Not many seemed to catch Eliot as a vaudevillian, Eliot as a sly dog, Eliot as what Ezra Pound called "the Possum," and I can see now how impossible it must have been for the children to see this. The sexual timidity and hysteria in the poetry was enough to scare me away as a young man, and I veered countervailently towards the Ginsberg of the time and that other great poem of apocalypse, "Howl."

Quite luckily I happened upon a teacher at the University of Maryland who was a classicist, a Buddhist who chanted The Diamond Sutra quietly to himself on long walks, and he gave me Yeats, Eliot, Joyce, and Pound -- the entire core of the Modernist mottle -- intravenously. Rudd Fleming (called Red Flaming in Charles Olson's Maximus poems) was a bemused, self-evaporative actor of a teacher who gave us literature by reading it to us, then sitting down, listening to us read what we'd written, and then getting back up and giving us the traditions from which our own writing, largely unbeknownst to us at the time, had come. Fleming had tea with Pound for ten years on Tuesdays at St. Elizabeth's mental hospital when Pound was incarcerated there for mental unfitness on a treason charge -- and together Fleming and Pound translated works such as Elektra, which Princeton eventually published and which even saw production in New York recently under the direction of Carey Perloff, daughter of poetry critic Marjorie Perloff, who also taught at Maryland at the time.

Since Fleming was not a poet and had no need to be oppressed by the Eliot orthodoxy as a poet, he was wonderfully free to give us Eliot as a magician of what Rudd called "classical consummations" and "the great endgame of the European mind," and he gave us, the grandchildren, a glorious, even impish Eliot to inherit, an Eliot not at all counter--vailent to Ginsberg or to the counterculture to which many of us swore allegiance at the time.

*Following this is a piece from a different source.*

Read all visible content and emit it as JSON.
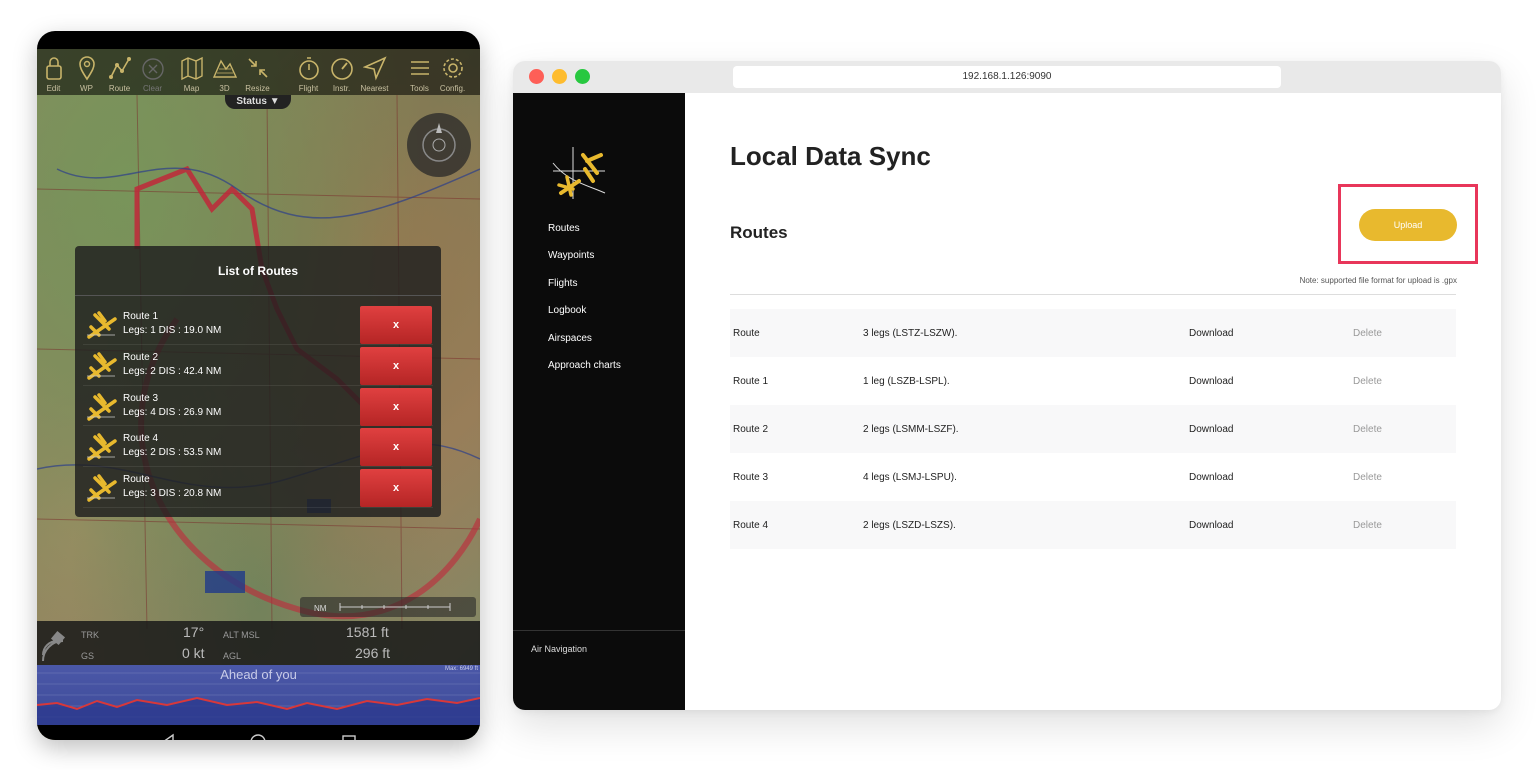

Rudd gave us "The Waste Land" not as any orthodoxy but as a mode -- a montage, a mobile, a collage, and a cubism of many nudes descending many staircases -- and as an elliptical mode which had (and still has) horizon as a form for the poets of our time.

and from Winter 2004, Web Issue 6

Moiderin Times
by Pulley May Johnson
(fhromange to Jams Jizzas Dingletongue.)
By Carl O'Parcelli

a sample

--Yo! Waytor. Im dying of durst. Suds and mesls in scheiss
shates of a caccs swailn,